I am Not the Same

Jamie Smith of Lexington, Kentucky, is a rising Junior at Henry Clay High School and one of two Leaders of Tomorrow Awards from Hadassah, which awards a full scholarship to  young women to travel to Israel with Young Judaea’s teen summer programs.  She was introduced to Hadassah through her mother who is a past president of their local chapter. As one of only three Jewish students at her school, Jamie was excited about her opportunity to join Young Judaea’s ‘Discovery’ tour  to “explore her Judaism in the context of Israel and meet other Jewish teens who are leaders in their communities.”

I’ve been home for a while now – school has started, as will swimming soon – and my life has descended back into its usual chaotic routine, but I am not the same. Everything seems so unreal now, because for me, Israel was reality. I feel like I should be devoting all my time to advocating for Israel, but instead I spend every day sitting in a classroom learning material that seems of little importance compared to the war and conflict raging in the Middle East. I chat with my friends about homework and favorite teachers, but I constantly check my phone for the latest news about tunnels and cease fire proposals. My life and daily routine has taken on a new sense of smallness, its problems paling in comparison to those halfway around the world.

So I guess you could say my relationship to Israel has changed. Most importantly, I understand what’s going on. That had always been my biggest barrier in the past- I knew the general everyone-hates-Israel idea, but I wasn’t informed about the specifics of each operation, or what had happened to break each attempt at a cease fire. I didn’t know how many rockets were being fired a day; I didn’t know the casualty counts from both sides, it just seemed so far removed from me that I didn’t bother spending time looking it up. That has changed. Now I care so much more than I used to about the safety of Israel. Near the end of the trip, my friends and I were talking about if we wanted to serve in the army. No one really wanted to, but we all agreed that if we served in an army it would be the IDF, not the United States army. It was an easy question to answer for all of us.
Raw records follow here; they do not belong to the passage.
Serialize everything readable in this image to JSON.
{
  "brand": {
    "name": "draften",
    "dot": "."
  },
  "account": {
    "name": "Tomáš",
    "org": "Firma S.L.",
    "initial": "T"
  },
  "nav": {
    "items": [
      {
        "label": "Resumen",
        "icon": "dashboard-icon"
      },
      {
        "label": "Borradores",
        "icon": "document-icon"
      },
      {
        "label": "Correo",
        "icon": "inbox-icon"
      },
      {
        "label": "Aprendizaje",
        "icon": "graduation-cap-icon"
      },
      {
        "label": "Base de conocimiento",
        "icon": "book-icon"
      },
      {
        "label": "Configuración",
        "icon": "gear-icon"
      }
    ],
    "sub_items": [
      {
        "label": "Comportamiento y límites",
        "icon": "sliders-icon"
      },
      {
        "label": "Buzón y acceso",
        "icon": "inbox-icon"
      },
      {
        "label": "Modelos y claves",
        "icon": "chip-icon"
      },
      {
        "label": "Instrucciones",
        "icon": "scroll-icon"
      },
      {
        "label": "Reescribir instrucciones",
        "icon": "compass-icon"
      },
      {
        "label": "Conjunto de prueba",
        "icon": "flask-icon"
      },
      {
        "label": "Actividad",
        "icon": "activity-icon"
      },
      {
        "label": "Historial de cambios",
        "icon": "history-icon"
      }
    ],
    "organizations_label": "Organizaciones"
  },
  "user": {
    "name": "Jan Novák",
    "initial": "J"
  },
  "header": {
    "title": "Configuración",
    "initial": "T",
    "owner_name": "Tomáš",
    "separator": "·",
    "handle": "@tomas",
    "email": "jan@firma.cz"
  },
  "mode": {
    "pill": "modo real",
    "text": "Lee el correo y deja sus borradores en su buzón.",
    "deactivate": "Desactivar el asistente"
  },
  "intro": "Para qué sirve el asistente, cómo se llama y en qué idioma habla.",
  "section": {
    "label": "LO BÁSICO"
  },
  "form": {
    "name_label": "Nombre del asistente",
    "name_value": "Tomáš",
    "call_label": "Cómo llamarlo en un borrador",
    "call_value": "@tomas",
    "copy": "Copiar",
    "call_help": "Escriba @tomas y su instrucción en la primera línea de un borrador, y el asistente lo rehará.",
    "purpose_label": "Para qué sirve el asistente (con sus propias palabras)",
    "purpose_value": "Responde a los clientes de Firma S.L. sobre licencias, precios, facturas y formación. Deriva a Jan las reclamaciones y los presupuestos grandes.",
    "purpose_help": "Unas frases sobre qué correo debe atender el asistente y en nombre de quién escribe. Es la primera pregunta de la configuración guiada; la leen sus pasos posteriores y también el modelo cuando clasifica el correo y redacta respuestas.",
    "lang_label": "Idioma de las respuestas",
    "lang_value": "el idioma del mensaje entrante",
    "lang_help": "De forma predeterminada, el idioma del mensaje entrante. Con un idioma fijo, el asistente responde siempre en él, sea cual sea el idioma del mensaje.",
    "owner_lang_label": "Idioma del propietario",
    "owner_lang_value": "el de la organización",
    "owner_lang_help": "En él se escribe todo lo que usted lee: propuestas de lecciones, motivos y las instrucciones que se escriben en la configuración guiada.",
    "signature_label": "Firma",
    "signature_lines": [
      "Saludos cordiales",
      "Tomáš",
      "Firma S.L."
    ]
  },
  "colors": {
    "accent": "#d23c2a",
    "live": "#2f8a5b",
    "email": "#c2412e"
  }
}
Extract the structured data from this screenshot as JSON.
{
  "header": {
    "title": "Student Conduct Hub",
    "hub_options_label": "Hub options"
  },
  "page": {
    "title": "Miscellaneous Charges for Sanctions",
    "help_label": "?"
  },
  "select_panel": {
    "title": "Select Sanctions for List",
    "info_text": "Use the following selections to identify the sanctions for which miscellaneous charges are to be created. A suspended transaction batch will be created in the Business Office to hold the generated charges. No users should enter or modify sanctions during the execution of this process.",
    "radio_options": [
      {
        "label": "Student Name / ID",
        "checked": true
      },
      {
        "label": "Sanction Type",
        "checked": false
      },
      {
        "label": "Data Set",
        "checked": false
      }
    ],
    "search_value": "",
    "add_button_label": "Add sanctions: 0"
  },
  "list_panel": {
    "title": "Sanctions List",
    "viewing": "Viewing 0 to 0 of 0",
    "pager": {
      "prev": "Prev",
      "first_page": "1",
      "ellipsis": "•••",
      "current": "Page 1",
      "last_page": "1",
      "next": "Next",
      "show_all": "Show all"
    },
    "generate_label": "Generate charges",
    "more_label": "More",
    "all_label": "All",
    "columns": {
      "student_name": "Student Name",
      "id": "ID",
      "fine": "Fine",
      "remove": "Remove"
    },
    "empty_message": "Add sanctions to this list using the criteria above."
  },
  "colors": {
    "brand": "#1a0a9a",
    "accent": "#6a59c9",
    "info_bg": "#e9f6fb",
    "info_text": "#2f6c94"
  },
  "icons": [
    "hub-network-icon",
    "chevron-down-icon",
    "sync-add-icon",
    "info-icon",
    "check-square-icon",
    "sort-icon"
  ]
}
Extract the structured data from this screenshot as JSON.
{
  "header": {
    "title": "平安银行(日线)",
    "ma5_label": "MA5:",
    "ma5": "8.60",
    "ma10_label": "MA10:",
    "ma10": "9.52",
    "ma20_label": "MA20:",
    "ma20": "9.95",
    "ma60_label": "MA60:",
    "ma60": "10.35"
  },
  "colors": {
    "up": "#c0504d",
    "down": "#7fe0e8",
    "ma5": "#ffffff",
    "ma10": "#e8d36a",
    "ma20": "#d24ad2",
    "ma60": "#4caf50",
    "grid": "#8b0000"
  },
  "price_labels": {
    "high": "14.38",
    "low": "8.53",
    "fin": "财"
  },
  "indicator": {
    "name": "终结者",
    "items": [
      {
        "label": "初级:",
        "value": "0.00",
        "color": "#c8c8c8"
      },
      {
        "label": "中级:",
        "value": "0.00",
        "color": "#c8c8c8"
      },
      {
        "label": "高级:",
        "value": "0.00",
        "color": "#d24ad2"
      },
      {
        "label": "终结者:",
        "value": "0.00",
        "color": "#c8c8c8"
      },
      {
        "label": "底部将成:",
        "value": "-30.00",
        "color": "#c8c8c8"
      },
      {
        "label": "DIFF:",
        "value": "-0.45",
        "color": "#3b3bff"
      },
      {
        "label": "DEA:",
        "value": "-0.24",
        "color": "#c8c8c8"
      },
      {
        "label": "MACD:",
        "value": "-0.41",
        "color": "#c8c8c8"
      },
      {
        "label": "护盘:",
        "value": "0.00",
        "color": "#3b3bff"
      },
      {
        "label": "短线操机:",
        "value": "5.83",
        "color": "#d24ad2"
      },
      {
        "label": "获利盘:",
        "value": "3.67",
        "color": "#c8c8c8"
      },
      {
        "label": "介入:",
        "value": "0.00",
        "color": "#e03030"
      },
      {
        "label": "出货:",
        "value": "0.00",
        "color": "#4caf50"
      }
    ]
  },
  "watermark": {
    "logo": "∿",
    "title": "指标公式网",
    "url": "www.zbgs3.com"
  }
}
I miss Israel, and I do really want to go back. One of the main things I miss, though, is my friends. The bonds I developed in just a month are stronger than many of those I have here in Lexington, where I have lived my whole life. We have all been making every effort to see each other- planning college visits in cities where our friends live, visiting family near these cities-everything we can do to be close enough to see each other just for a little while. The amazing thing is that I know that if I need somewhere to stay in another city or town, I will always be able to find a friend who can help me out. Whether its New York, LA, Boston, or any other number of places around the country, there will be a familiar face there to greet me. Its so cool that I can say that I have friends from around the country- and even from a few other countries. The entire trip was an amazing opportunity to make friends that will last a lifetime.


Nitzachon impacted my life in so many ways, and I made memories that I will never forget. I love and care about Israel so much now, and I have tons of new friends who I know I will find a way to see again. I am so thankful to have had this opportunity to experience Israel in ways I never imagined. Though we didn’t get to see all of Israel, we really did have a true Israeli experience- probably even more so than we would have without the war. Even with all that ignored, I really will never forget my first time overseas, spent in a country I love with people I love.